When it comes to video game franchises, there are few that are steeped in as much history and sentimentality as Yakuza. While most franchises change up the characters and story for each new installment, Yakuza has always focused on the same man: Kazuma Kiryu. This is a man that we’ve been with right from the start, throughout his story and development. Steeped in rich Yakuza and Japanese culture, Yakuza 6 brings Kiryu’s story to a head, taking us on one last ride before we reach the ultimate conclusion for our favourite Japanese gangster.
If you’ve never played a Yakuza game, then you bloody well should! But, given that we’re talking about a franchise that’s been around since the days of the PS2, that’s easier said than done; as such, players can access summaries of what has happened in each game before this one from the start menu, filling in the blanks and lending some much needed context to what is about to unfold.
Here’s an word of warning: when you first get in to Yakuza 6, you’ll get a short moment of gameplay before a series of cutscenes to set up the story for the game. These cutscenes will take up quite a bit of time, but they aren’t a chore. Rather, they kick off the final tale of a reformed gangster who has spend a few years in prison for the benefit of those he loves in the hope that, upon his return to society, a sense of normality will return to life. Of course, if that were the case, the game would end within an hour. Instead Kiryu is once again forced to return to Kamurocho and the Yakuza underworld that is still prevalent. The point is, despite the lengthy exposition, you definitely need to pay attention.
Yakuza 6 is an open world adventure, and the city of Kamurocho is full of life no matter what the hour. Night time is where all the real fun begins, and it’s when the city really comes to life: drinks are flowing, music is pumping from clubs, and henchman are walking the streets ready to cause all sorts of nefarious mischief. What does this mean for Kiryu? I think you know the answer to that!
Despite a return to the classic brawling we’ve come to expect from a Yakuza game, Kiryu ain’t no spring chicken anymore, and the years of fighting have clearly taken a toll. There is more of a need for timing when engaging in fights, and blocking is a hell of a lot more important this time around. In the heat of the fight, landing blows successfully will build up heat that will allow Kiryu to unleash his inner Cher and “turn back time and find a way” to unleash hell fury upon his foes, and take them to town with a series of brutally satisfying finishing moves.

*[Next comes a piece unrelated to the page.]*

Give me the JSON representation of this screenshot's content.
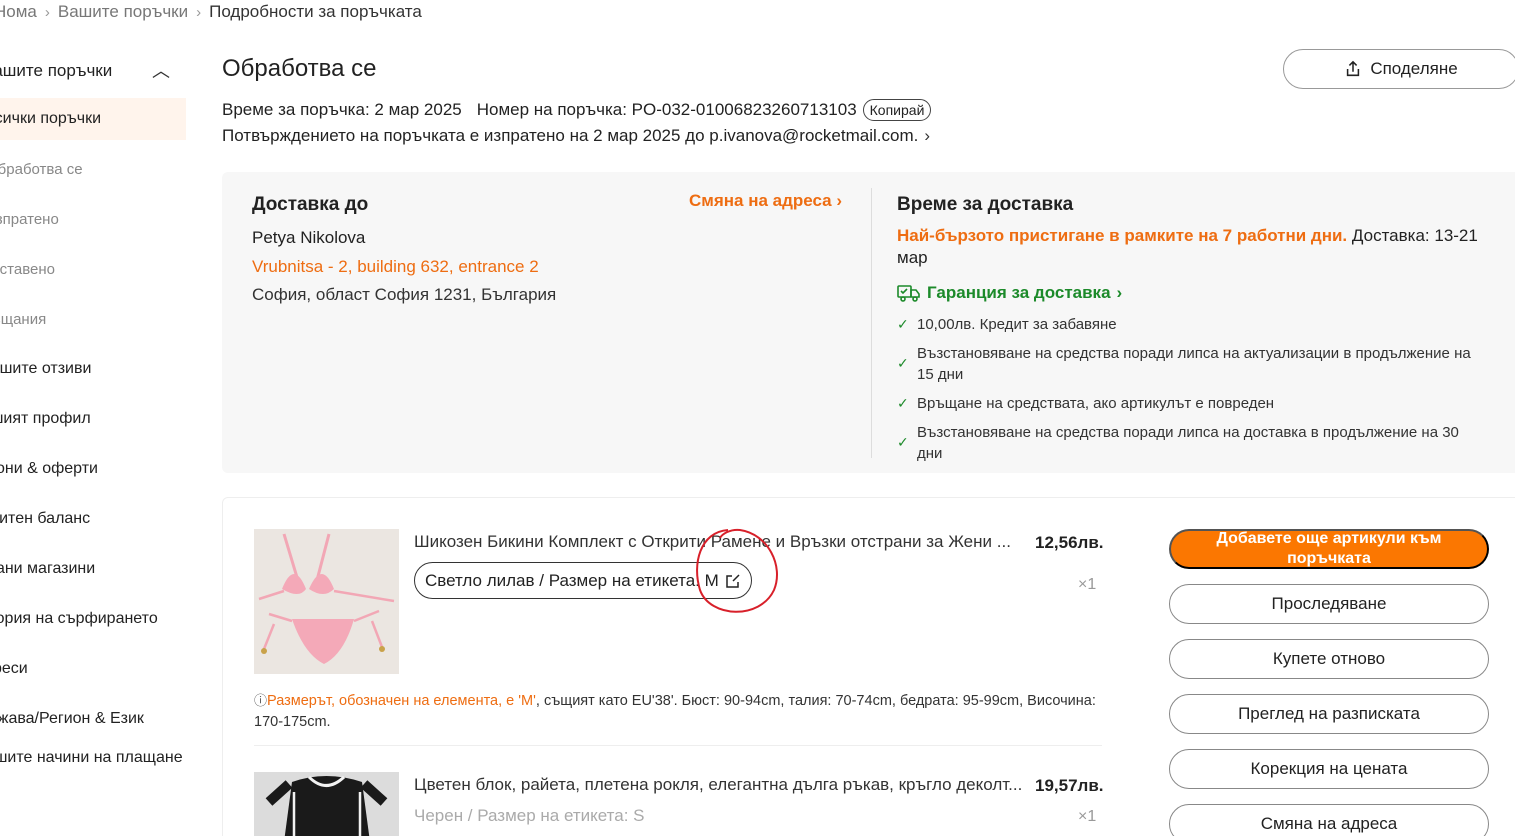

When you aren’t fighting, the city is your oyster. Yakuza 6 is all about experiencing life as Kiryu, so you can go for a feed or a drink in the restaurants and bars, play some classic Sega games in arcades, and even discover Kiryu’s discomfort with all modern technology that seems to have passed him by. All of these extras are just distractions from the end game though, and can easily be left alone as they don’t add a great deal to the overall story, acting more as a distraction from the man’s mission than a complement to it.
Family is important to Kiryu; he’s yearned for the simple family life for years, and tried to leave the Yakuza culture behind. The story is still violent and full of drama, but it’s also a slower-paced character piece, taking its time to tell its story, and it enjoys the benefits of taking this approach. Every aspect is carefully thought out, the only downside being the extensive cutscenes I mentioned; they really can be very long, and it feels like you’re not playing a game so much as watching a movie. For the impatient among us, this will be too much, but this is Kiryu’s swansong and every one of those cutscenes serve to advance the story forward. Again, to fully enjoy the Yakuza experience, you need to pay attention.
Graphically Yakuza 6 is a masterpiece. Kamurocho is as you would expect from a Japanese city; bright and full of life, it explodes into action with bright neons and excellent textures that truly make the metropolis vibrant and believable.
Yakuza 6: The Song of Life is the sort of game that doesn’t come around too often these days. It takes its time to tell you Kiryu’s tale, one that seasoned Yakuza players will find bittersweet since this is the last hurrah for Kiryu. But when it’s a character that we’ve cared about for so long, it doesn’t need rushing and boy is it enjoyable. This is a special type of game that prides itself on its excellent storytelling, fantastic cast, and beautiful looks to being an end to a beloved character’s saga.
Ben reviewed Yakuza 6: The Song of Life on PS4 from code provided by the distributor.